Pokemon Go? Been There, Done That

Pokemon Go has taken over the world, it seems. Around all the hysteria, I had a flashback to summer 2011, a hot day in Radford, Virginia, with about 20 others who had gathered to learn about this new thing called Augmented Reality. Matt Dunleavy and his graduate students introduced us to FreshAIR, their AR development software and app.

The morning session involved an overview. Then, they handed us an iPod and sent us out to the campus to play the secret agent game. The app alerted us to hot spots, and we were led through a scenario where we watched a video, communicated with another agent and ultimately either solved the mystery, or ended up at a dead end because we followed the wrong information. It was pretty darn amazing!

During the afternoon, we worked with the actual software to develop AR games. It was an early version of the software, but essentially, we set GPS points that linked to video, audio, or text. Despite the heat, we were able to head outside and test our games.

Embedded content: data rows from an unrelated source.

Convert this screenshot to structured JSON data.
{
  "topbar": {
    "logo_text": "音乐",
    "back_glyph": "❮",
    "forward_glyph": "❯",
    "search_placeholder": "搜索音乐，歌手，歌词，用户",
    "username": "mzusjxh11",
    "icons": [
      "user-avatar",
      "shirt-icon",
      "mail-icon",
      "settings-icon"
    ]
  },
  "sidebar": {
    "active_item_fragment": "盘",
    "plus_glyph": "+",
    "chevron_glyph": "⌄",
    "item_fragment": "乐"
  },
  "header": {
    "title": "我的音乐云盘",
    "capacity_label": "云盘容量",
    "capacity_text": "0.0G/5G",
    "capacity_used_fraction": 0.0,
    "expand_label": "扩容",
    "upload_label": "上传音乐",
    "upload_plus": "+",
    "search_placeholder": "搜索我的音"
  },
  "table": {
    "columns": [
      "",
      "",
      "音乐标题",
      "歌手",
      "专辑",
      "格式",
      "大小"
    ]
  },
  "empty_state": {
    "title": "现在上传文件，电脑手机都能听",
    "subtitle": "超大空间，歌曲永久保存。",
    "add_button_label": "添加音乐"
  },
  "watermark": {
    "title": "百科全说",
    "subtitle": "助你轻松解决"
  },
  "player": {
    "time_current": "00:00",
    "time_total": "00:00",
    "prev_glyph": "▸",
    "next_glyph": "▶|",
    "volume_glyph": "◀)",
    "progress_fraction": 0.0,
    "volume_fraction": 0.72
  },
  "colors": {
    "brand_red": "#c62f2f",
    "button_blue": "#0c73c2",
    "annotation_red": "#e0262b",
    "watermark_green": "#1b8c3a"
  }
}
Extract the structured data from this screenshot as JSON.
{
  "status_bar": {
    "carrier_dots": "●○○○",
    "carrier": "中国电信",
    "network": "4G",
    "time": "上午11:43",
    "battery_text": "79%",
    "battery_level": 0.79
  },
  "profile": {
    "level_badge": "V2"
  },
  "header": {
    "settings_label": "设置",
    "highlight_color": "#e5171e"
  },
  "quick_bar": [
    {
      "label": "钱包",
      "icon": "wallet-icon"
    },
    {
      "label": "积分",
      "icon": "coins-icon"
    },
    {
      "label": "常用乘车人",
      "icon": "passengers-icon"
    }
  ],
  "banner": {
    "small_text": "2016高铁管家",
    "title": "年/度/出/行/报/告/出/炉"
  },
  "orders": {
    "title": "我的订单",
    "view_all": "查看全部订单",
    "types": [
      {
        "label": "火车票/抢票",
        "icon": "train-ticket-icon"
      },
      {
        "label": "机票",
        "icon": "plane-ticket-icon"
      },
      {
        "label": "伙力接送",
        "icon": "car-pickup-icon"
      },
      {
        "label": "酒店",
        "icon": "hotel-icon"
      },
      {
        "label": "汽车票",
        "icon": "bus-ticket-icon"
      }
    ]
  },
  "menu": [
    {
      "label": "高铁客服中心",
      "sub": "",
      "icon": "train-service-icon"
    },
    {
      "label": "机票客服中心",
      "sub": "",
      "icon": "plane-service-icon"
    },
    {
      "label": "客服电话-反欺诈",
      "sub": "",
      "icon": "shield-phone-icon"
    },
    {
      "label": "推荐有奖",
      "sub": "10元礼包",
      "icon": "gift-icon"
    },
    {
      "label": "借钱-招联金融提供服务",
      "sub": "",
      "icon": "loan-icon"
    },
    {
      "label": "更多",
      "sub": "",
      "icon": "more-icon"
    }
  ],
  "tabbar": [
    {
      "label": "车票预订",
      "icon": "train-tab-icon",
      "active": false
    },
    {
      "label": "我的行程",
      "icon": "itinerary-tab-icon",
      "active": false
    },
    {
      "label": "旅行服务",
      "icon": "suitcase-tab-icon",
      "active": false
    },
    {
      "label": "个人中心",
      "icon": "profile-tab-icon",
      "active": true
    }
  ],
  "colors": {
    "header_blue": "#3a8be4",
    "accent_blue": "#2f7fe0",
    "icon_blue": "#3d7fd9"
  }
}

Again, pretty amazing!

So, forgive me if I’m a little underwhelmed by Pokemon Go. Really? Five years of AR and this is how we use this amazing technology? Chasing and catching Pokemons? Clearly, people like me have not done a good job getting the word out about the wonders of AR and the opportunity to create our own games rather than  mindlessly following someone else’s creation.

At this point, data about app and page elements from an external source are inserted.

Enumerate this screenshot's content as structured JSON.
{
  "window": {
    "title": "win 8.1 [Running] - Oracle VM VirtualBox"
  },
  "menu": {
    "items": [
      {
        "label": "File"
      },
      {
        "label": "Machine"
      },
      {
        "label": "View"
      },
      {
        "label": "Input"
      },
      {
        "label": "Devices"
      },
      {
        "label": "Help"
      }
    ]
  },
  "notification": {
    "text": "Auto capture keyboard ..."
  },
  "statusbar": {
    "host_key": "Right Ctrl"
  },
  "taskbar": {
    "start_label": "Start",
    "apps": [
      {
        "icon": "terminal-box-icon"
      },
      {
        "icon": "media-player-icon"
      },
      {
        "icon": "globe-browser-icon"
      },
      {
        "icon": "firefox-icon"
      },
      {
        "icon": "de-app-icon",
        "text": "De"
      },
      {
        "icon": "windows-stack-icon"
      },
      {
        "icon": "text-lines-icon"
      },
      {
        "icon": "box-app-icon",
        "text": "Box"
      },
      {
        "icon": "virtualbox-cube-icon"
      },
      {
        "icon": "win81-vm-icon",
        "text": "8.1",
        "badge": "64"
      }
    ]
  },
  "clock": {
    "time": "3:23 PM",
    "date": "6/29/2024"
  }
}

This article gives some ideas for how AR can be used to support authentic student learning. Dunleavy may have been psychic in his comment about the perils of focusing too much on the digital world:

“If we have students staring at their phones the whole time, then I think we’ve missed the point,” he said. “We don’t want to cognitively pull people out of their environment. We want to use text, audio, and video to drive them deeper into it.”

The article highlights Harvard’s ecoMOBILE research and also includes examples of some student-created AR games. They admit it’s not easy: teachers and students aren’t often permitted to leave the classroom and location-based AR requires the ability to move around in the world.

If Pokemon Go is what we need to get the word out, that’s fine: but let’s realize that there has already been work in this area by educators and figure out how this becomes part of authentic, engaging learning.

 

Leave a Reply